* ASSIGNED TASK
Every line with "title" in it should be copied from the data.

Stored data

◇ ◇ ◇ ◇ ◇ ◇ ◇

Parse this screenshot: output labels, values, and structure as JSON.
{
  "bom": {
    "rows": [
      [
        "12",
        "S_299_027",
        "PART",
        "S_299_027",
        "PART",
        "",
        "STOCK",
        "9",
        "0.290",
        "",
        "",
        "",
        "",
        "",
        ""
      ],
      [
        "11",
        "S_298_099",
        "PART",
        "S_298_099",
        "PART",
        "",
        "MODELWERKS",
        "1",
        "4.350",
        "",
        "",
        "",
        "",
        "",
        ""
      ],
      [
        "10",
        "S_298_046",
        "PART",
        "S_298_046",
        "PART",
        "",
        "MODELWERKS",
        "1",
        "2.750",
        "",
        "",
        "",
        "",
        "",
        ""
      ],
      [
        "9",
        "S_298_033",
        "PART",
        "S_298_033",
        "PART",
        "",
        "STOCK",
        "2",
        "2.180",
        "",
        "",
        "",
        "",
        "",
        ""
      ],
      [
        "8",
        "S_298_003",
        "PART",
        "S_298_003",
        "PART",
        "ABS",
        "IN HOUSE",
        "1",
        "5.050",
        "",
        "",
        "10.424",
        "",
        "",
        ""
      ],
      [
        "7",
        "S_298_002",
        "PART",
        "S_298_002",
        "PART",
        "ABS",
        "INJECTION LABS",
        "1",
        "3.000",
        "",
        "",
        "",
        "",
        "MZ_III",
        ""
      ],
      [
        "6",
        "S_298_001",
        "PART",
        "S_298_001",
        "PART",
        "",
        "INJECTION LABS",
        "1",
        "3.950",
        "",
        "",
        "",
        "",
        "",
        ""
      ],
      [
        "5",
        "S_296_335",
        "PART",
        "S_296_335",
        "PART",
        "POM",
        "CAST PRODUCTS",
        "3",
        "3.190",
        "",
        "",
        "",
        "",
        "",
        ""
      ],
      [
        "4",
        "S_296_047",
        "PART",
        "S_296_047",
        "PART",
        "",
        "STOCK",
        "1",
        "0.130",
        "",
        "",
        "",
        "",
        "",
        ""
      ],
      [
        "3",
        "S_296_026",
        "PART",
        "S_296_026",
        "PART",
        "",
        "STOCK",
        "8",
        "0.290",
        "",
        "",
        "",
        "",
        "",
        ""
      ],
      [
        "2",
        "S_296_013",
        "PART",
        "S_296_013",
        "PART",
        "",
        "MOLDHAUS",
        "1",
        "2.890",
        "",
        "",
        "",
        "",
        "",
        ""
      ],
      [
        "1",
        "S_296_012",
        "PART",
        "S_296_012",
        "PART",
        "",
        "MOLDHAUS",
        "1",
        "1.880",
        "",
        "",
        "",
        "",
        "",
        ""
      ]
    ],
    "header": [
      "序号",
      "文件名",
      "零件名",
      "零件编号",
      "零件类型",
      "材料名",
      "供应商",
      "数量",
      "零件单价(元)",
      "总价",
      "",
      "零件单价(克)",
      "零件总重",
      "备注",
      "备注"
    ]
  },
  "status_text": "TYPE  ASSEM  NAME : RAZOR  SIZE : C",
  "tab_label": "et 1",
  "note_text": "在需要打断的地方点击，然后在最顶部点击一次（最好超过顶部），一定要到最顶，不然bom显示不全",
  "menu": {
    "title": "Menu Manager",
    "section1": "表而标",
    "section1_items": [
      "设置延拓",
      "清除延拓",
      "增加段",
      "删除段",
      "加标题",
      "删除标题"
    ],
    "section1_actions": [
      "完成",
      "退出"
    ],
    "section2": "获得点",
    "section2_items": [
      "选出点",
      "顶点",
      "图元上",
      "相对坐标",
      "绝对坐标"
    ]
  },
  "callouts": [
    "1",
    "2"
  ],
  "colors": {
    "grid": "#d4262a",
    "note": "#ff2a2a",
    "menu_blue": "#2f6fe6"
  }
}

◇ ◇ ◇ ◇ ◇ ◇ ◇

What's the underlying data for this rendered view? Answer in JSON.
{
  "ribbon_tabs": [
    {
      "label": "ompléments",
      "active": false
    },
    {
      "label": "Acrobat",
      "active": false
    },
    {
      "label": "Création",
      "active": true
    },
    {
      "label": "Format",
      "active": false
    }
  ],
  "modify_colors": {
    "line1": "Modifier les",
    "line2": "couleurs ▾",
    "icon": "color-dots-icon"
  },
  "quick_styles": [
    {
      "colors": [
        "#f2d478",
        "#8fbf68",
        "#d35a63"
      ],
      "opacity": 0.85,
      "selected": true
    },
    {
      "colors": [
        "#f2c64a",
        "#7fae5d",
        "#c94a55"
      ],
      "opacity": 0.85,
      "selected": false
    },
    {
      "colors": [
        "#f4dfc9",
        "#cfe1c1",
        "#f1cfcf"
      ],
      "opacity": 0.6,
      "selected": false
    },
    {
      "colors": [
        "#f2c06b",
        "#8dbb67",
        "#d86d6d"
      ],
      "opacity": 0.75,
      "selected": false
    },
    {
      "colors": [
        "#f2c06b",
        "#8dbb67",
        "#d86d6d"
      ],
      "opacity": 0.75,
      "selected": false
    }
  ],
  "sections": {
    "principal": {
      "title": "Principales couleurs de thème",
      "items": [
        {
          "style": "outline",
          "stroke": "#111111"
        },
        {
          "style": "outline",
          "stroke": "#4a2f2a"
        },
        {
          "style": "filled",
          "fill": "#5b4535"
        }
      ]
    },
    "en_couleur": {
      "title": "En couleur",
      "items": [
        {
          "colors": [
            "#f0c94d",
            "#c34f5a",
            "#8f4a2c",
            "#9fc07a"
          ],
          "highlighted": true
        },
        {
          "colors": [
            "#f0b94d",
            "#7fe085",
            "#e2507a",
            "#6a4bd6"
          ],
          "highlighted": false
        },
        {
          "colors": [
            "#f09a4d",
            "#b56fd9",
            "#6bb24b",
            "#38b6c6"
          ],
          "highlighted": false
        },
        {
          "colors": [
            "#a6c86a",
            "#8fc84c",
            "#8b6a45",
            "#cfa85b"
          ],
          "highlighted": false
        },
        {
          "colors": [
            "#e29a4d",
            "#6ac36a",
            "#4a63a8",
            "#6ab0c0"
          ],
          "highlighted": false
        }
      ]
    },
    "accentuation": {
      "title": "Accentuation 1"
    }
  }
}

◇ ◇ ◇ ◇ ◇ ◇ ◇

* YOUR RESPONSE
    "title": "Menu Manager",
      "title": "Principales couleurs de thème",
      "title": "En couleur",
      "title": "Accentuation 1"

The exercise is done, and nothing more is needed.